Being a nanny and fairly new to Kent, I have spent many hours trawling the net for summer holiday activities in this area. I have subsequently enjoyed many days out exploring the southeast with the children, discovering beaches and parks and attractions, as well as indoor play centres, aquariums and museums.
I am having such fun discovering new places in the southeast, as I grew up in the southwest of England. Both sides of the south are beautiful in different ways. Being a tourist to one and local to the other, I am keen to share my best spots of North Devon. There are still two weeks of the summer holidays left; we mustn’t leave a stone unturned of the beautiful south!
Top 5 Outdoor Trips in North Devon
This was my favourite attraction when I was growing up, with its beautiful gardens, dark dungeon, light shows, rides and play areas and buried treasures. There’s Gnome Land with the tilting house, water gardens to play in and a marvellous maze. It’s no wonder I had a magical time at Watermouth Castle as a child, wanting to go back again and again each summer.
Living in the town of Barnstaple, I remember the excitement of the double decker bus ride to Bideford, picnics and ice-creams and learning to ride bikes on the mass of lawn at Victoria Park. When I was growing up there were two play areas, although I believe there may be just one now. The fort is still there, surrounded by real cannons, but my favourite thing about Bideford Park was the open air paddling pool. A lovely place to spend a sunny day.
This central park was just minutes from where I lived as a child and was a fantastic place to ride bikes or walk the dogs, with its path circling the expanse of green grass –plenty of space for ball games. As well as having a fenced play area, the park is surrounded by the River Yeo so why not take some bread crumbs down and feed the ducks?
Another fairly central park, just off Barnstaple Square. Much larger than Pilton Park, Rock Park lies along the River Taw. There is a large play area in the middle of the picturesque grounds along with vast amounts of grass to burn off energy.
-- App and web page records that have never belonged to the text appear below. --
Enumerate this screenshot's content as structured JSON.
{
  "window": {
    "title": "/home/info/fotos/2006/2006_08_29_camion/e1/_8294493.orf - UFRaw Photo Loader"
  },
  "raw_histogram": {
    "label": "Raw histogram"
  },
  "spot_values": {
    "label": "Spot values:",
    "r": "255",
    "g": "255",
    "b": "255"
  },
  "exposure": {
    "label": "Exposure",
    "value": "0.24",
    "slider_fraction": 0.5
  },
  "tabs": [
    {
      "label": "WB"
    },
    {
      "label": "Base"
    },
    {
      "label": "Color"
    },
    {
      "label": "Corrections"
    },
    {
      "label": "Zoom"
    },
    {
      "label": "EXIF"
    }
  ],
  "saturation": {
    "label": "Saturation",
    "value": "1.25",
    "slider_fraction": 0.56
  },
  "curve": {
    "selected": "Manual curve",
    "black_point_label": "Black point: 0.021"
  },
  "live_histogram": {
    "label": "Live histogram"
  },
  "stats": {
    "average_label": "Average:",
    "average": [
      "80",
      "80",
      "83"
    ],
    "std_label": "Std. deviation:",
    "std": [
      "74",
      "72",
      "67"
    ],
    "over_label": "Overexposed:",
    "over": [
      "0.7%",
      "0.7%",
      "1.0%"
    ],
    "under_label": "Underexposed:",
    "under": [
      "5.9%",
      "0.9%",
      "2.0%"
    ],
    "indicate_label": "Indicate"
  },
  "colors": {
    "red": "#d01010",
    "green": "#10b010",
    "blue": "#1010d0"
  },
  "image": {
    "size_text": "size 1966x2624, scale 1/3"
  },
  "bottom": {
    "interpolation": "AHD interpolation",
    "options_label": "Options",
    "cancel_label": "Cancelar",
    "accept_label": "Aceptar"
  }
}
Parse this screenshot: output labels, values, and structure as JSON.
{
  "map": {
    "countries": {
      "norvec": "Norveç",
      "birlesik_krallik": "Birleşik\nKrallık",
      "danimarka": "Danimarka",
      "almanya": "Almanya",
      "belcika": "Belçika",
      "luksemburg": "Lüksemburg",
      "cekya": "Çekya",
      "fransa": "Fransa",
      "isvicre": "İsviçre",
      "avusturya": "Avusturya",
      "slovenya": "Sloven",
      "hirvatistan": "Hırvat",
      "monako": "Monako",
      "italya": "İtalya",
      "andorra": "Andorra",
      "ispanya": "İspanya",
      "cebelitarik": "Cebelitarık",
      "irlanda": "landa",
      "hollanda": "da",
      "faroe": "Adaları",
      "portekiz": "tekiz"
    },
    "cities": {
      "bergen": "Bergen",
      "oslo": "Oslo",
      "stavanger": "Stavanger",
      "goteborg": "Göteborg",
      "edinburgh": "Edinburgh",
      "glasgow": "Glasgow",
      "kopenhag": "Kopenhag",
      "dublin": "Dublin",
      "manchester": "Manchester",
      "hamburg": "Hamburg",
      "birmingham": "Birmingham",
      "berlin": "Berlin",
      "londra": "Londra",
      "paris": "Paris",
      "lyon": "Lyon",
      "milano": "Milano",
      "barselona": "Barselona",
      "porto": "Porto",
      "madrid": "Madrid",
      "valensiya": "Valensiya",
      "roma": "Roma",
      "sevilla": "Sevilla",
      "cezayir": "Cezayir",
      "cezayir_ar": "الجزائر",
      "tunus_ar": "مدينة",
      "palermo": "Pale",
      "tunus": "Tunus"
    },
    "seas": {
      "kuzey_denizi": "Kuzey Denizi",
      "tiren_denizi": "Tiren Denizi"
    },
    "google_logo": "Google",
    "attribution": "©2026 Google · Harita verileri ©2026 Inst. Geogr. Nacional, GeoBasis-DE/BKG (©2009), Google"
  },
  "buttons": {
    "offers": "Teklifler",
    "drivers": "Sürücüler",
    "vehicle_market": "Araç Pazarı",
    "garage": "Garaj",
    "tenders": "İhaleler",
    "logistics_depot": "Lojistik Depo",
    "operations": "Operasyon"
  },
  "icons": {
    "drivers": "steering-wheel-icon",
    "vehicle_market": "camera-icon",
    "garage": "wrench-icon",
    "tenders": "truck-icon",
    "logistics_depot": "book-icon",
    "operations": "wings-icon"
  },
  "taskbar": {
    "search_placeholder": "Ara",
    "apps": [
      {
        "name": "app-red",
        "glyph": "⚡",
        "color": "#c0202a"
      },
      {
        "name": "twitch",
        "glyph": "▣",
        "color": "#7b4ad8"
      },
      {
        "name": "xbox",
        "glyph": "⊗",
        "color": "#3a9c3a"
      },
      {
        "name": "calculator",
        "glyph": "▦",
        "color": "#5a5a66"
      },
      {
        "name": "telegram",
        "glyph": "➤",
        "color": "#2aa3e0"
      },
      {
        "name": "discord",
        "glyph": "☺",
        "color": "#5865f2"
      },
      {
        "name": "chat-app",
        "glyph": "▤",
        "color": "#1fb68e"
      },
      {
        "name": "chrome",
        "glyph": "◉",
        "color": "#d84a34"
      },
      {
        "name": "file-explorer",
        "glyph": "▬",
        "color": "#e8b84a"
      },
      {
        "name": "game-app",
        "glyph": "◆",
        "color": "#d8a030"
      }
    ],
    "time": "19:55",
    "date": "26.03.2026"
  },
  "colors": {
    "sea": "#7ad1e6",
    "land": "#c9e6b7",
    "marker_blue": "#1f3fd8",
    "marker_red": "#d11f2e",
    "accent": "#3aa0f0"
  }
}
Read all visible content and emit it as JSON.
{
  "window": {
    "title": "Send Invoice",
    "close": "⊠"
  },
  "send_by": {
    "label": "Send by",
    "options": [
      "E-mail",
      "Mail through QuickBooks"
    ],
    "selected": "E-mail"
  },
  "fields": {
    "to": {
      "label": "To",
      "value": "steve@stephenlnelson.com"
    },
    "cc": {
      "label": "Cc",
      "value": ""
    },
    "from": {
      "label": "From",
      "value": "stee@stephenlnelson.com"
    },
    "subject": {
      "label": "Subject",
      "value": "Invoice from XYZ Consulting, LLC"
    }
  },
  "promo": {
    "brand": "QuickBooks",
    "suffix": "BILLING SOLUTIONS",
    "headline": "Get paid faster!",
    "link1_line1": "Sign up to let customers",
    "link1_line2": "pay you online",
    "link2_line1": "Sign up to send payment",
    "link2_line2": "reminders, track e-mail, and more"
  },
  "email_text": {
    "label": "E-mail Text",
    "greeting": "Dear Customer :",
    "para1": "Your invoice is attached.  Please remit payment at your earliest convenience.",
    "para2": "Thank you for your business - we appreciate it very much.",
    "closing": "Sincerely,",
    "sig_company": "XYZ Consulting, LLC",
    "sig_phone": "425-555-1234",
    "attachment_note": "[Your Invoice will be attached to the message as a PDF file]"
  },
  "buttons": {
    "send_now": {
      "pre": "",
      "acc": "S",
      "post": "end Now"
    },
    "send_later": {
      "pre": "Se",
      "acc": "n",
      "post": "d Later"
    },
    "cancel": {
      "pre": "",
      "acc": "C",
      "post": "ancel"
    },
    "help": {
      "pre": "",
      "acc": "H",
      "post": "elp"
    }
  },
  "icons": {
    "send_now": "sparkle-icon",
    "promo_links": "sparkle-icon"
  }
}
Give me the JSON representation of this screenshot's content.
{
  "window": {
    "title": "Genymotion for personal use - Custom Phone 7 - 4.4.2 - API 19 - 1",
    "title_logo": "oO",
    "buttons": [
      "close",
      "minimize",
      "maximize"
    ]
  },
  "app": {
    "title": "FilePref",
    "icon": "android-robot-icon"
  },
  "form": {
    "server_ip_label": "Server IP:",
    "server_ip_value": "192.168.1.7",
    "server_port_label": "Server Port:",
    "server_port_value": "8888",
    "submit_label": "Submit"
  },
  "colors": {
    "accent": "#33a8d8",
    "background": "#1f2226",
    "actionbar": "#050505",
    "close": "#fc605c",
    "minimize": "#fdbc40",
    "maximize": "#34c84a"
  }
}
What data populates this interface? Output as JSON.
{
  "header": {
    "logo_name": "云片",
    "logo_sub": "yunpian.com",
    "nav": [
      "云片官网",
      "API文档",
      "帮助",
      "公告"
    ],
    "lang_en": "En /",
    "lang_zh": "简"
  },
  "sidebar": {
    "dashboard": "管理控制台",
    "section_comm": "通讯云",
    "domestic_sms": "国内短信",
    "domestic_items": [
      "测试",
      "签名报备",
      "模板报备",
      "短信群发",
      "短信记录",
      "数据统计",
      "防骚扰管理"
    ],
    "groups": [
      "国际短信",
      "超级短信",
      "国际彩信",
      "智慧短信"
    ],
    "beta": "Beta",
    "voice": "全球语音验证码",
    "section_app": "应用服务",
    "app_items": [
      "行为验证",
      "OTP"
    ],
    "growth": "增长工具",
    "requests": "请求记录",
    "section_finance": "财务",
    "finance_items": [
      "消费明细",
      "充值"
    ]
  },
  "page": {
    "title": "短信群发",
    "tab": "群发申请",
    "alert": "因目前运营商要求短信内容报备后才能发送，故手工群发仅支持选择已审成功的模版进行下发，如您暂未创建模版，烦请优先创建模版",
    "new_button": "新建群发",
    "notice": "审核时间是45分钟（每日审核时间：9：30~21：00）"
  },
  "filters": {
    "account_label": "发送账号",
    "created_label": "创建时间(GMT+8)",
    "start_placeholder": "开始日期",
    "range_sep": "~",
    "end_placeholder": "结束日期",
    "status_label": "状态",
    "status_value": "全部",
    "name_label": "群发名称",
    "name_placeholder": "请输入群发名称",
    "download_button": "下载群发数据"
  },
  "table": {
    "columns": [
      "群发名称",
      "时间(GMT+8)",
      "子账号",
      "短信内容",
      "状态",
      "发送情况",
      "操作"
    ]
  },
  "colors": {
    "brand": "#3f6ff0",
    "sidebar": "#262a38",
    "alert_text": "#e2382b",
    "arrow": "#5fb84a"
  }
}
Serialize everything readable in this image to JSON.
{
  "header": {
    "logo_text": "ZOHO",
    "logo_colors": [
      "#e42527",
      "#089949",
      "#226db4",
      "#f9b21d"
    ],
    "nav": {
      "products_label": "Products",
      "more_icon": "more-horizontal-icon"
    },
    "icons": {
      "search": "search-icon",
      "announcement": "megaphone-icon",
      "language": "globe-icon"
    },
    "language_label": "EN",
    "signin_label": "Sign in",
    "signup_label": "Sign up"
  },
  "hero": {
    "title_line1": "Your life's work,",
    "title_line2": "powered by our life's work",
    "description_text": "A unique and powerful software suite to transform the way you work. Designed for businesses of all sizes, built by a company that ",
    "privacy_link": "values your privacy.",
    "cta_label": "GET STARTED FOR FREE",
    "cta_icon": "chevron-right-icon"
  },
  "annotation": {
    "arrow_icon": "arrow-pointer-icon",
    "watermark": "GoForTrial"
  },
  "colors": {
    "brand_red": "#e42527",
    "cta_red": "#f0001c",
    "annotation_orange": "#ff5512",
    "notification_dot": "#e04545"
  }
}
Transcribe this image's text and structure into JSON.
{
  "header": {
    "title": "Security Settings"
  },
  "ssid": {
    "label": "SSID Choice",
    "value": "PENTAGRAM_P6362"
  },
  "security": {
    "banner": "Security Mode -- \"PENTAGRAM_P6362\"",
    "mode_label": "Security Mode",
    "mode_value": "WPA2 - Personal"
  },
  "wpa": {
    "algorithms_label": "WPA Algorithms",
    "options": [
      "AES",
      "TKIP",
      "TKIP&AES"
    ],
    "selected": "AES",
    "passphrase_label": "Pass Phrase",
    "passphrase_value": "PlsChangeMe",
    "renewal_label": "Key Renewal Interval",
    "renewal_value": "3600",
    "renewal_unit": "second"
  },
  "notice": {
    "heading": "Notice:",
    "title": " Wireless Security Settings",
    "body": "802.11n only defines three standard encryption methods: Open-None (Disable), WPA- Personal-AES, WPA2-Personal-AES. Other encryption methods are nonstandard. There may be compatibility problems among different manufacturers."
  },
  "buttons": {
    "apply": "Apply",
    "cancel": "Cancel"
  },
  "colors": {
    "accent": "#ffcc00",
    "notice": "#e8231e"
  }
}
There is also a basket ball hoop as well as a skate park.
The best beaches in North Devon lie along the coastline north of the River Torridge, namely Saunton, Croyde and Woolacombe. These beautiful beaches each offer something different. Starting with secluded Saunton which lies off the main cliff top road, with only the large white hotel and a few scattered houses nearby, this beach offers its own café and shop. Moving on to Croyde, you have a lovely beach village with a mixture of tea shops and thatched surfy pubs. Finally, there is the larger village of Woolacombe; a buzzy beach town with much more going on, from hilly streets with fish and chip shops to live bands and crazy golf.
As to which beach has the best surf, I won’t get into that debate!
4. Bike ride Tarka Trail
“Over 30 miles of the Tarka Trail is available to cyclists between Braunton and Meeth, using the old railways of North Devon. Passing through the largely unspoilt countryside as it was described by Henry Williamson in his classic novel ‘Tarka the Otter’ first published in 1927” http://www.devon.gov.uk/tarkatrail/ accessed 21.08.12
Why not go for a bike ride along the Tarka Trail? No need to brave the whole 30 miles, just choose a short section and even stop off at the impressive Braunton Inn along the way.
5. Trip to Exeter
It’s easy to take the train from Barnstaple’s single-platform station to have a day out in Devon’s big city. Enjoy shopping, lunch in the stunning but reasonably priced Imperial or even laze around the cathedral green in the sunshine.
It’s funny how being away makes you appreciate a place more. While I uncover the rest of what the southeast has to offer, you can discover my deep fondness for the West Country.